It can even be called a crime drama. As in The Garage, almost the entire movie follows the principle of the place's unity. The action unfolds in the apartment of the teacher Yelena Sergeyevna (Marina Neyolova), and this only makes the situation heat up more.
High school students who have just passed their final exams come to visit their teacher to wish her happy birthday. The delighted woman, who even forgot about the holiday because of her loneliness, is infinitely glad to see her students. But soon she realizes that actually the guys have selfish purposes when visiting her. They demand to give them the key to the safe where their mathematics exam papers are stored in order to change them to the correct versions. They don't let Yelena Sergeyevna out of her apartment until morning, mocking over the teacher more and more awfully.
Each of them has their own problems. Pasha (Dmitry Maryanov
) wants to enter the humanitarian institute and isn't going to lose his place because of the only B in mathematics. Vitya (Fedor Dunaevsky) wants to get at least a C in order to enter the college. Lala (Natalia Shchukina) supports her friends morally. The most evil and inhuman character is Volodya (Andrew Tikhomirnov). A son of a rich man, he seems to complain about nothing and be happy with everything. His place at MGIMO is guaranteed despite any exam results, and it's not clear what he is doing here at all. But his participation in the action is significant. It is this cynical major who proves that money and permissiveness turn a person into a monster. Using his leadership in the company, Volodya manages the entire process, coming up with more and more sophisticated ways to mock the teacher and achieve what they came for. This has become a game for him in which he isn't going to give up and wants to take away this ill-fated key at all costs, just to demonstrate his power.
There's too much hate and violence in this movie. Locked in a closed space and intoxicated by the possibility of success, teenagers behave more and more like animals and bring Yelena Sergeyevna to nervous exhaustion. Of course, their behavior is disgusting and causes only abhorrence, while you really empathize and pity Yelena Sergeyevna.
Strangely, there are no right or guilty characters in the film.
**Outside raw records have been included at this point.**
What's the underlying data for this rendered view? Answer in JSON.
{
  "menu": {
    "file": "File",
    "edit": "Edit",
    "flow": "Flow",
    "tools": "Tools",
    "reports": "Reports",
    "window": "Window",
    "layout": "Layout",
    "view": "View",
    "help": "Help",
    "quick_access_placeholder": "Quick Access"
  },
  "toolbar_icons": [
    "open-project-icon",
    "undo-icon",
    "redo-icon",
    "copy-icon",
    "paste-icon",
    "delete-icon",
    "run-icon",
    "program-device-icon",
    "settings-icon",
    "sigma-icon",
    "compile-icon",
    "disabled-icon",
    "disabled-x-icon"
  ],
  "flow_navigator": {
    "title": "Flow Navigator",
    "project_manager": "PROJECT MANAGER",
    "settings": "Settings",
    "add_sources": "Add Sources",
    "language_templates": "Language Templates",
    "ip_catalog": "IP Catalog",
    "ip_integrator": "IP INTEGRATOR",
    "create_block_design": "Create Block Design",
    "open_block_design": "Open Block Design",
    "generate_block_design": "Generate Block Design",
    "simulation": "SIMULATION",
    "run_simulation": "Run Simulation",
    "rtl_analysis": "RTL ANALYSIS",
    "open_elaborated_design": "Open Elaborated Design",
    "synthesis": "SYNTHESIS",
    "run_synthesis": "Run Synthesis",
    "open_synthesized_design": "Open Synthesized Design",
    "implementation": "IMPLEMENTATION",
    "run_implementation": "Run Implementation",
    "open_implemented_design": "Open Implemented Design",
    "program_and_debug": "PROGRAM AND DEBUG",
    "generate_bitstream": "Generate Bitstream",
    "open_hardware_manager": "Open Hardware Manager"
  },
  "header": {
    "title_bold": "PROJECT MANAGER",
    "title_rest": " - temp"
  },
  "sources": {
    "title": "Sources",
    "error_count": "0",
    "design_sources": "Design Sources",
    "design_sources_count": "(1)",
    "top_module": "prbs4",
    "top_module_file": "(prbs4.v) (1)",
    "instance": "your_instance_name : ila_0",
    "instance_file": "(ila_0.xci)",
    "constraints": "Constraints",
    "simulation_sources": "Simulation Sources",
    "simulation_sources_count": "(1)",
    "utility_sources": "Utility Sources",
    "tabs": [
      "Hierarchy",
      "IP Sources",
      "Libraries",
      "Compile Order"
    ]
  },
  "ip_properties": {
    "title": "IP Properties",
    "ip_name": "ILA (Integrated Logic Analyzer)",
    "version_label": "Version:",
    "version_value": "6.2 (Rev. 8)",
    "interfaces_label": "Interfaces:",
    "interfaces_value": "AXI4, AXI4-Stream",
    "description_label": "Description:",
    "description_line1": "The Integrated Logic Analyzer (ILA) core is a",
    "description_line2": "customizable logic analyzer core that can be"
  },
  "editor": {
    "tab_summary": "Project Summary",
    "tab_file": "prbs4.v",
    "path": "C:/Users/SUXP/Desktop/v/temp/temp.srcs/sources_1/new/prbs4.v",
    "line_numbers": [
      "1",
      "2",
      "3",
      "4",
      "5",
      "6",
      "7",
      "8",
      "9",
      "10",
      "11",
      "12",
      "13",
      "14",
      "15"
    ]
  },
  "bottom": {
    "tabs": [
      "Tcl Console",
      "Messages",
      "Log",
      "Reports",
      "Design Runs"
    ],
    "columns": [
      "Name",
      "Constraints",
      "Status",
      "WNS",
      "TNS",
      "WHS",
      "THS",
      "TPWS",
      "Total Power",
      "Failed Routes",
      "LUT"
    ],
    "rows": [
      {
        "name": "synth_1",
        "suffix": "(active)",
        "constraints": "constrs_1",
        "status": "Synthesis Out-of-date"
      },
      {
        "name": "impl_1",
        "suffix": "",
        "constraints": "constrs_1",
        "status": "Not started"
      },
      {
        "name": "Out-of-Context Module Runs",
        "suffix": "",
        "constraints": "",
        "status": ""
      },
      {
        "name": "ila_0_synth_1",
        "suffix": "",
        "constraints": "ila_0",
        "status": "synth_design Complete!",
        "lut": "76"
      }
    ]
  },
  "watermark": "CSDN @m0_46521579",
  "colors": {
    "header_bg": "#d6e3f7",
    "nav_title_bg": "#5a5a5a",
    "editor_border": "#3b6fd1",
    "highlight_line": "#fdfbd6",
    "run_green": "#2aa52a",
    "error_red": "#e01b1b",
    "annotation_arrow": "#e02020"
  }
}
Teenagers have become such beasts because they are tired of living in a country where everything is ruled by connections and corruption, where people make ends meet and can't even buy good clothes. They are trying to prove to Yelena Sergeyevna that her impoverished life isn't normal. They want to live in a different way, in a free and fair country. They no longer need the communist fairy tales that Yelena Sergeyevna has been believing in for her entire life. And they've got a point. By that time, the Soviet ideology had really outlived its usefulness and the country needed to change. But still Yelena Sergeyevna has a huge advantage over the guys. No matter what, she remains a human. Kindness, honor and dignity are core values for her. But, unfortunately, the new society practically doesn't need such highly moral people.